What The Iron Lady doesn’t do is explain why Thatcher was Thatcher. It makes a lot of capital out of the glass ceiling, which she comprehensively smashed, and has fun with shots of her as the only woman in the Commons, the only pair of high heels, the only blue hat etc. There’s no doubting the self-belief it took to put up with all that shit, and Thatcher can be objectively admired for becoming the first Western leader who wasn’t a man. But if the rather simplistic film is to be believed, she turned the bullying she experienced as a young, female MP on its head and simply bullied the men around her once in power. The more of her book I read, the more convinced I become that she was a megalomaniac, but one driven not by vanity, or revenge, but by pure dogma. Her hatred of socialism – or “statism”, “collectivism”, “federalism”, any  number of “ism”s – is in her bone marrow, and if she despises the men around her, it’s because they do not share her extremism, or are not prepared to see it through to fruition. She has no time for moderates, whatever their gender. She adored Denis, after all, and he was a man.

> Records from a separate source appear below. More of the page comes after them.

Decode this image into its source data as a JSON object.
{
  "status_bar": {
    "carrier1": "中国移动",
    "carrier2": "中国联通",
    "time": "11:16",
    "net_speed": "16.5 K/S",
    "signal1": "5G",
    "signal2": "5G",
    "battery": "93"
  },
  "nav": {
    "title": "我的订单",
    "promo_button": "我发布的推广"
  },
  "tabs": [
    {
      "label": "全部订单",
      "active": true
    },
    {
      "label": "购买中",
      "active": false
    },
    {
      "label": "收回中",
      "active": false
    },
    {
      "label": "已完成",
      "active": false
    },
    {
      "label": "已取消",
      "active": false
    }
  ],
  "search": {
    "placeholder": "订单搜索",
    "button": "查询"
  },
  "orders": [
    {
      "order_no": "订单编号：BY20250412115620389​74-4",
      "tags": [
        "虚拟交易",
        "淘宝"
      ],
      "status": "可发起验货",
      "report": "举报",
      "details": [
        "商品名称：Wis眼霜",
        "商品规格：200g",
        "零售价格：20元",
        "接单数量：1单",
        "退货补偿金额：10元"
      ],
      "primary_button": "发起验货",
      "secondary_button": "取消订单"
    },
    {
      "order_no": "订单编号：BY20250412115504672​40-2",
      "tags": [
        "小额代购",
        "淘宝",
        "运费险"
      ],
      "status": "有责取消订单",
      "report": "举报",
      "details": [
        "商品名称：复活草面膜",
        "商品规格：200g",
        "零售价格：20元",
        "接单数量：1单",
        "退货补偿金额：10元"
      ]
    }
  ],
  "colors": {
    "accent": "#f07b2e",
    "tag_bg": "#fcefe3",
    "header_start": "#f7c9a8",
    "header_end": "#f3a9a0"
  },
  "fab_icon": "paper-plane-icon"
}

But hey, as Michael White said, it’s not a film about politics. It’s about an old lady looking back over her life – a life that just happened to involve selling off council houses and going to war in the South Atlantic and destroying the unions. I was deeply offended by the bit where her close friend and ally Airey Neave is killed by an INLA (Irish National Liberation Army) car bomb in 1979. Thatcher was, if I remember rightly from the book, in her Finchley constituency when she heard the news. In The Iron Lady, she is in the same underground car park at the Commons, the last person to speak to him before he drives off, and she is seen running up the ramp to where his car sits in flames, Hollywood style, not quite in slo-mo, but it may as well have been. It’s a disgrace to play with real events in this way; far more offensive than making a film about an old, demented lady before she’s dead, it uses the actual death of a man to make her life seem just that little bit more dramatic than it was. I’m surprised Morgan and Lloyd didn’t have Thatcher personally pulling Norman Tebbit’s wife from the wreckage in Brighton.

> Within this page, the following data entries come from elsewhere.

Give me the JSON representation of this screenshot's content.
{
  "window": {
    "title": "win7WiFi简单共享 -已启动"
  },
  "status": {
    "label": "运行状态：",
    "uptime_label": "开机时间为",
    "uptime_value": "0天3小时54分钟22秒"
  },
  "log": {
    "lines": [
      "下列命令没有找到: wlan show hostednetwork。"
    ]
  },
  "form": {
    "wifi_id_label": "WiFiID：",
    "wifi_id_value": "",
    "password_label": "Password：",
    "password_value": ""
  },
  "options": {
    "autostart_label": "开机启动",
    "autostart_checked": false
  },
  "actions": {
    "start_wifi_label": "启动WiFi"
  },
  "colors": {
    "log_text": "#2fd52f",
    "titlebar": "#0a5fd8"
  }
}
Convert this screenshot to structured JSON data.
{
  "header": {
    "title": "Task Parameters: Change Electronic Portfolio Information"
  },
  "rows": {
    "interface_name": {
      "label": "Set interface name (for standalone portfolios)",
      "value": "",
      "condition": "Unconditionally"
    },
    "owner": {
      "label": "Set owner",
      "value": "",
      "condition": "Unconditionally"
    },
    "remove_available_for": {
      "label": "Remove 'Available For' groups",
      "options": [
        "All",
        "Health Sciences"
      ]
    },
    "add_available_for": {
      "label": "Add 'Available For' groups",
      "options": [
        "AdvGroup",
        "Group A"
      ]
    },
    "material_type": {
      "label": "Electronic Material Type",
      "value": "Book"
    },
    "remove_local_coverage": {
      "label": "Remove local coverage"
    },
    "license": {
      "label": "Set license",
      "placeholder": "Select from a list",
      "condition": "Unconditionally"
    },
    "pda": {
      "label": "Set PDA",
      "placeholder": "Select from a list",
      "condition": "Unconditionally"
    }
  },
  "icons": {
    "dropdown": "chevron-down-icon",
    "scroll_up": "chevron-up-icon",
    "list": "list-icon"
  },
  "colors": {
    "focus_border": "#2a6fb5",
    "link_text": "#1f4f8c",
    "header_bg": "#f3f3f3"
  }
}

I think I understand Margaret Thatcher much better now than I did at the time, thanks to her book. (I was certainly too naive and ill-educated to understand her in 1979, when The Path To Power ends and The Downing Street Years begins.) This film, if anything, subtracts from that understanding. It recasts her as a fearful battleaxe and a quasi-feminist warrior, neither of which helps to explain why, under her Premiership, this country was transformed over 11 years into the I’m-all-right-Jack, shop-your-neighbour, free-market, property-obsessed, credit-addicted, money-motivated, privatised, sold-off-to-the-highest-bidder, de-unionised nation of on-our-bikes, aspirational, apparently middle class “entrepreneurs” in a society that we were told doesn’t exist, and where if you use still the bus after the age of 26 you should consider yourself a failure (a sentiment that she shared, even if it’s from a quote she never said). Every Prime Minister who’s succeeded her has been in thrall to her in some way. (Good lord, it was Gordon Brown who put forward the idea of a state funeral for her.) That kind of impact goes beyond party politics.

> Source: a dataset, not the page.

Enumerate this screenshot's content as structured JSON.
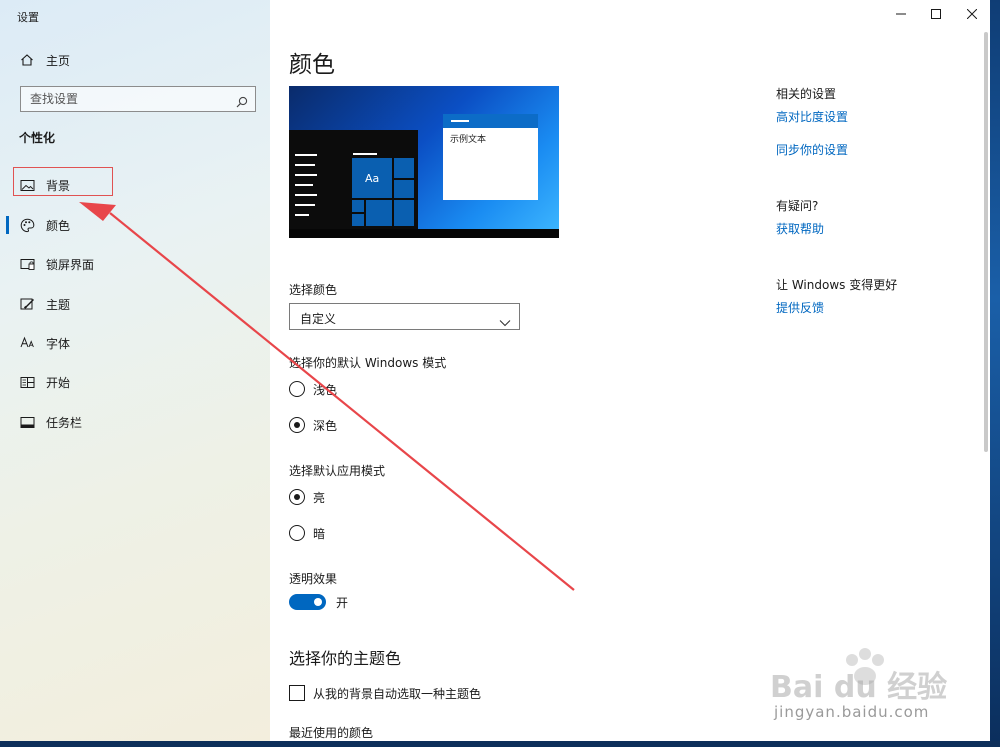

There is a film to be made about Margaret Thatcher, but it would have to be longer than 105 minutes. It took Thatcher two big books to complete her life story up to the mid-90s. These can no more be distilled into a single film than Hubris and Nemeis by Ian Kershaw, which only cover the life of a man who died aged 56. (This is why Downfall was so successful: it took place over ten days.)  Not that I’m comparing her to Hitler.

For a concise review of the film, here’s my Radio Times review.